Hendry could have been jailed for up to three years for either possessing or screening a film that did not have Censorship Board (LPF) approval. The magistrate sentenced her to one year in prison or a fine, the maximum possible without elevating sentencing to a higher court. Hendry paid the fine before the 4 p.m. deadline.
The sentencing and fine bring to an end a lengthy legal process. Prosecution began in September 2013 after the Sri Lankan Embassy protested to the Malaysian government about the screening. In March 2016 Hendry was acquitted, but in September last year a High Court allowed the prosecution to refile the case.
Hendry works for Pusat Komas, a human rights organization established in 1993 in Malaysia. It works to empower indigenous peoples, urban poor, workers, and civil society by use of the mainstream media.
The role of Malaysia’s film censors has been under the spotlight since last week, when the LPF said that Disney’s “Beauty and the Beast” could only be screened with a P13 certificate and only if 4 minutes 38 seconds of material was cut. When Disney refused, the scheduled release was canceled. The country’s Films Appeal Committee on Tuesday voted 9-8 to allow “Beauty” to be screened uncut. The release is now scheduled for March 30.
In a statement about the Hendry case posted on its website, Pusat Komas said: “This outcome has very serious implications on freedom of expression in Malaysia, a basic right guaranteed in the Malaysian constitutional under Article 10 which guarantees Malaysian citizens the right to freedom of speech, freedom of assembly and freedom of association. Pusat Komas is seriously concerned with the court’s decision to slap Lena Hendry with a RM10,000 fine, and what’s more devastating, a conviction of a human rights defender for highlighting human rights abuses.”
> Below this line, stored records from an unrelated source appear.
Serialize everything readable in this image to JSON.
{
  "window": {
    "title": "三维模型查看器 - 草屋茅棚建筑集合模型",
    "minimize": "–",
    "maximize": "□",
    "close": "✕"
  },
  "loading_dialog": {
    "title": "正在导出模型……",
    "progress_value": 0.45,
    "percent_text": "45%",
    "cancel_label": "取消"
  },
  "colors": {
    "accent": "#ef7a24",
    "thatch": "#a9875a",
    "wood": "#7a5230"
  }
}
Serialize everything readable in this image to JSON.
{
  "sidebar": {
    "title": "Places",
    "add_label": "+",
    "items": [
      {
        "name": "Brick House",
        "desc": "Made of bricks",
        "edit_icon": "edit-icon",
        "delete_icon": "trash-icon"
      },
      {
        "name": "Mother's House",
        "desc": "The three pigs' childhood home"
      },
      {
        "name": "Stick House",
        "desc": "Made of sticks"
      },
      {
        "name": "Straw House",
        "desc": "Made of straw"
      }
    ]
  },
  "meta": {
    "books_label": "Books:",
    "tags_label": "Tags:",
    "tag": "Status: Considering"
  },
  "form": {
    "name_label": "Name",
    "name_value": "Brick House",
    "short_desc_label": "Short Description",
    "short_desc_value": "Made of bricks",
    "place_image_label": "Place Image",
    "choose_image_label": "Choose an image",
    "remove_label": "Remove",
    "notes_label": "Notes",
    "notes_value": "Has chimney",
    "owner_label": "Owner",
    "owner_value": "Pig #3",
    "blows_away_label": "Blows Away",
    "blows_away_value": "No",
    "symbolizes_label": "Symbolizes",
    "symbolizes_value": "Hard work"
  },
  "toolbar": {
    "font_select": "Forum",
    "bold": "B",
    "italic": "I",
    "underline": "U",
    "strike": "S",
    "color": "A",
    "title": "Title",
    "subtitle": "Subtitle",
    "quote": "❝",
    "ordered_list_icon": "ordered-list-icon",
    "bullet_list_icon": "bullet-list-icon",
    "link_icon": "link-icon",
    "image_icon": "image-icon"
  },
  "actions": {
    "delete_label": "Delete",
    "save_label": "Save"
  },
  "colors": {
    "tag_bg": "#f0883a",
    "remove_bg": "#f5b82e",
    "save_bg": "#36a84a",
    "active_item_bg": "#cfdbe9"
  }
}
The organization urged the government to review or abandon the Film Censorship Act.